Segment Open

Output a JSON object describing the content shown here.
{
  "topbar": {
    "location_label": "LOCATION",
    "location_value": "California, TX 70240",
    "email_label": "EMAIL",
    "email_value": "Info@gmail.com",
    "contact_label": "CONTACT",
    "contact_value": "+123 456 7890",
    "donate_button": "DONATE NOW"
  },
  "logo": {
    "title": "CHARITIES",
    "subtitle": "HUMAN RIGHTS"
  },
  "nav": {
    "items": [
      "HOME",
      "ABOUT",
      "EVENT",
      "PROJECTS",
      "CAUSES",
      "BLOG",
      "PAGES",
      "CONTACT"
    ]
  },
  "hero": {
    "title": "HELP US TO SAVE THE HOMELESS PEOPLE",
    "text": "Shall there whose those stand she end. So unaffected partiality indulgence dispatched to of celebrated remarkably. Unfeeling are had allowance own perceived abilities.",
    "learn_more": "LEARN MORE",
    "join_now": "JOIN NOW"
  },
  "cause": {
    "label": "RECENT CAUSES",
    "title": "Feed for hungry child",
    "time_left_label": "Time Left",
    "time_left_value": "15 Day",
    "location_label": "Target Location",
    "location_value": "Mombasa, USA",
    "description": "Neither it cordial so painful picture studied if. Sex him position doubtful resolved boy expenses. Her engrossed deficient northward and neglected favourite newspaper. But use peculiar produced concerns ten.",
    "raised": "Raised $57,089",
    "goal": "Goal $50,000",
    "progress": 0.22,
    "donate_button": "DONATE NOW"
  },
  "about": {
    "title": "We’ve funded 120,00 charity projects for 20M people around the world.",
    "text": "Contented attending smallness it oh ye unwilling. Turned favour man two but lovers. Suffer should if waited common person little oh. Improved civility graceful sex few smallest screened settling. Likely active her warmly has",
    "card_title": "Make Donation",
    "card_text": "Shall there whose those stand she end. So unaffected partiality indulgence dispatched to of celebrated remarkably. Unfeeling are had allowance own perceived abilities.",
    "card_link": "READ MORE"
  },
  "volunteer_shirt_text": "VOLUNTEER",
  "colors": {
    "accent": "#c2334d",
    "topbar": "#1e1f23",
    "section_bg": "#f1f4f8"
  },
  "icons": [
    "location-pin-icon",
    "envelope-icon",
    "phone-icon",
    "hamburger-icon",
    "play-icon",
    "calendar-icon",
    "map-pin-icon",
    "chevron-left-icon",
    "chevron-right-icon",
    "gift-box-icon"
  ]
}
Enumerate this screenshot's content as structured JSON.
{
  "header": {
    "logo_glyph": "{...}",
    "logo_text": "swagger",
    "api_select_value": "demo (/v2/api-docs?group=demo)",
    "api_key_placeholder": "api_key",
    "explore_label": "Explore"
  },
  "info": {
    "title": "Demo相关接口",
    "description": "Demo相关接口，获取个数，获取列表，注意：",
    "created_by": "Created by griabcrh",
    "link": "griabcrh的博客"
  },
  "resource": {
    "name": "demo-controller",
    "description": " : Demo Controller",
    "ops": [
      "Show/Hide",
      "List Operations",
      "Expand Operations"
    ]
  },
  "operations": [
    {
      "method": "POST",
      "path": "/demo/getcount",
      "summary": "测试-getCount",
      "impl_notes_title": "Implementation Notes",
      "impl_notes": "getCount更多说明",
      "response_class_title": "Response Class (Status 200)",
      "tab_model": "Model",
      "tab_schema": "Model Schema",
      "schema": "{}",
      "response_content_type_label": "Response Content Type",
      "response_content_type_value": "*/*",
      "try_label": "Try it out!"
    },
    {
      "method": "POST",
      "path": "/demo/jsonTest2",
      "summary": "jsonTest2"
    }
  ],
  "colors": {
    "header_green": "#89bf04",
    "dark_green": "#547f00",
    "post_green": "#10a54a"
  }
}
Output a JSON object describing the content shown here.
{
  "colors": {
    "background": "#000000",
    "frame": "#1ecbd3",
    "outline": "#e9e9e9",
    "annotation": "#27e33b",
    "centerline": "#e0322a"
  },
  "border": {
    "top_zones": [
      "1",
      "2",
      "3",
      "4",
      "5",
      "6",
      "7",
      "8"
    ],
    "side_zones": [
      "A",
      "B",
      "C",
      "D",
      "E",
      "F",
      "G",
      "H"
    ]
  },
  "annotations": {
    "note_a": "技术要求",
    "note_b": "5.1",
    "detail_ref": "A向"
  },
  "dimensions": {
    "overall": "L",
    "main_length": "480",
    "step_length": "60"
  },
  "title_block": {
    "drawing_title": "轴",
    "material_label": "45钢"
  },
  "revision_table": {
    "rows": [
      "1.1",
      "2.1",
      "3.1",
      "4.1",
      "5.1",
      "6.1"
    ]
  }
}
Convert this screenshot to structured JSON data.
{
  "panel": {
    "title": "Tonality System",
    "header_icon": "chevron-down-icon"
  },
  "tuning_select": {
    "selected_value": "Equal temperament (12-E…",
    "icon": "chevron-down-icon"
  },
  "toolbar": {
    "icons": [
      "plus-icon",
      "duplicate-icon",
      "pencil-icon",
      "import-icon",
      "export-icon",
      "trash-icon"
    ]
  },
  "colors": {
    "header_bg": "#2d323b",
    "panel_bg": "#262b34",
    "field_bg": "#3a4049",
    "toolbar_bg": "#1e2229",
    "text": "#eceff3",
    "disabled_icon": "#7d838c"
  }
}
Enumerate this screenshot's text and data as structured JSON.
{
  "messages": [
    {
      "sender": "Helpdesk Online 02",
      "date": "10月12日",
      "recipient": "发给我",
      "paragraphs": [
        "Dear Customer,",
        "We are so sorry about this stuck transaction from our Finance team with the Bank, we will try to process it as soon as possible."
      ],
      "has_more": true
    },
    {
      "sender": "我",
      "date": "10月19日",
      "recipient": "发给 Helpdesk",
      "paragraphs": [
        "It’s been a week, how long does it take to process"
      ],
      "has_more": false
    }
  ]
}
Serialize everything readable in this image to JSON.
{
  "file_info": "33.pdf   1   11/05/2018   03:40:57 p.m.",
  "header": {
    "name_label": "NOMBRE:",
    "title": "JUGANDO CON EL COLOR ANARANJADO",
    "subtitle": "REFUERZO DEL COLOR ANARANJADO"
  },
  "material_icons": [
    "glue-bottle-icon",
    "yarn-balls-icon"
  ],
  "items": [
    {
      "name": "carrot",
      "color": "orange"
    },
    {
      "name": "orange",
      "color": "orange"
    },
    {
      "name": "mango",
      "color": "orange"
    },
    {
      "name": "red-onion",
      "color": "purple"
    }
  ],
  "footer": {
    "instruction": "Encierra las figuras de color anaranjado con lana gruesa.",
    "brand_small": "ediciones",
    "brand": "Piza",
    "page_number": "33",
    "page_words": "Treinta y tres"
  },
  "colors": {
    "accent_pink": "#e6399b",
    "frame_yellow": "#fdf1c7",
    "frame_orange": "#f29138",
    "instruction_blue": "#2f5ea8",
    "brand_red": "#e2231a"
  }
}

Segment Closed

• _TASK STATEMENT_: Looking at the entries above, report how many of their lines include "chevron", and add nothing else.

• _OUTPUT_: 4